WHAT IS REQUIRED —
Beginning with the first entry, print all the records exactly.

_ _ _ _ _

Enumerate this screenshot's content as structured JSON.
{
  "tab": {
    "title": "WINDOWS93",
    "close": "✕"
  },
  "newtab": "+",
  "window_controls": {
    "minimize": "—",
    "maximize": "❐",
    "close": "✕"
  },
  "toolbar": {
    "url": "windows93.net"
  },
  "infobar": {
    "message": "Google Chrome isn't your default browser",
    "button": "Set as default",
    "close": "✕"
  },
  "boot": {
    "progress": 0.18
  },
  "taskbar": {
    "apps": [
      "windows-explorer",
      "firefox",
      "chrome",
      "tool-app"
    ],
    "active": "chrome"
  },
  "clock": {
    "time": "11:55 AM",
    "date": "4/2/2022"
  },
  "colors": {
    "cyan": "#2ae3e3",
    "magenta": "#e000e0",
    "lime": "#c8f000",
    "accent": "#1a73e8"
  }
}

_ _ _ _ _

ANSWER SECTION —
Enumerate this screenshot's content as structured JSON.
{
  "tab": {
    "title": "WINDOWS93",
    "close": "✕"
  },
  "newtab": "+",
  "window_controls": {
    "minimize": "—",
    "maximize": "❐",
    "close": "✕"
  },
  "toolbar": {
    "url": "windows93.net"
  },
  "infobar": {
    "message": "Google Chrome isn't your default browser",
    "button": "Set as default",
    "close": "✕"
  },
  "boot": {
    "progress": 0.18
  },
  "taskbar": {
    "apps": [
      "windows-explorer",
      "firefox",
      "chrome",
      "tool-app"
    ],
    "active": "chrome"
  },
  "clock": {
    "time": "11:55 AM",
    "date": "4/2/2022"
  },
  "colors": {
    "cyan": "#2ae3e3",
    "magenta": "#e000e0",
    "lime": "#c8f000",
    "accent": "#1a73e8"
  }
}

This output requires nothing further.